Tweak-SSD 1.0.25 – Optimize and tweak your Windows 7 or Windows 8 for a better performance of your SSD drive. Includes several tweaks that will optimize your SSD drive, making it even faster and reducing read and write access. Intuitive tweaking wizard guiding you from one tweak to the other, suggesting the best settings.
Comodo BackUp – Comodo BackUp is the straightforward and powerful utility that allows users to quickly and easily create backup copies of critical data. Free of charge, its features include different types of backups such as disk and partitions backup, files and directories backup, entire registry backup, custom registry keys backup, user settings backup, mail accounts backup, messenger clients backup and system state backup. Additional features are available such as e-mail reporting, extensive report logs, advanced rule-based filtering, flexible scheduling of backups, space-saving archiving capabilities, password encryption with multiple encryption algorithms, history list for backups and more. Comodo BackUp is integrated into windows explorer so you can backup files and folders with a simple click.
In Pursuit of Freedom – The Pushback Continues:
CATO Institute: Decoding the Summer of Snowden – As the “Summer of Snowden” stretches into autumn, Americans trying to make sense of the continuing deluge of new revelations may feel as inundated as the analysts who complain that trying to sort through the vast quantities of data flowing through that machine is like “drinking from a firehose.” Fortunately, you don’t need the NSA’s supercomputers to keep track of all the government spying. Here are the most significant programs we’ve learned about to date. Together, they reveal a surveillance machine vastly more powerful than anything Hoover could have dreamed of.
Congressional leaders call for Communications Act makeover – Reps. Fred Upton (R-Mich) and Greg Walden (R-Ore.) say it’s time to bring the 1996 law, which governs the nation’s communications networks, into the 21st century.
IT Security in the Snowden Era – The Edward Snowden revelations have rocked governments, global businesses, and the technology world. When we look back a decade from now, we expect this to be the biggest story of 2013 and the one with lasting impact. Here is our perspective on the still-unfolding implications along with IT security and risk management best practices that technology leaders can put to good use.
Snowden picked up hacking skills in India – NSA whistleblower Edward Snowden spent a week in New Delhi, training in advanced ethical hacking, where he earned his certification as an EC-Council Certified Security Analyst.

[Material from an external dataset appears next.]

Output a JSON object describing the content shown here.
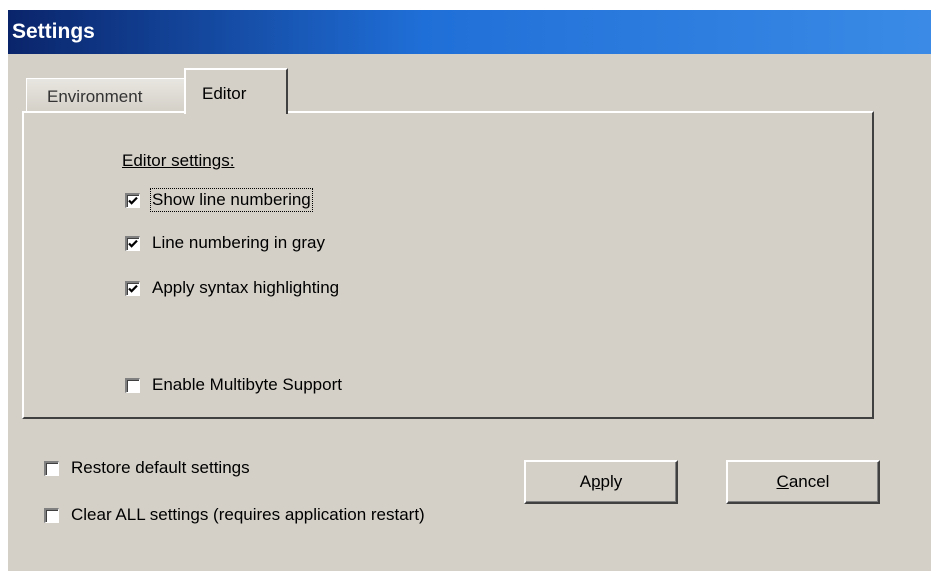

Huawei’s South Korea contract concerns US – Top US officials have expressed concern at reports that Chinese telecoms giant Huawei is set to build a new broadband network in South Korea that Washington sees as a possible spying risk.
India to seek US help in monitoring Web chats – Government says it plans to ask the U.S. how it can decrypt data sent over messaging services such as WhatsApp and Viber, and complain about the lack of cooperation from U.S. service providers in aiding its cybercrime investigations.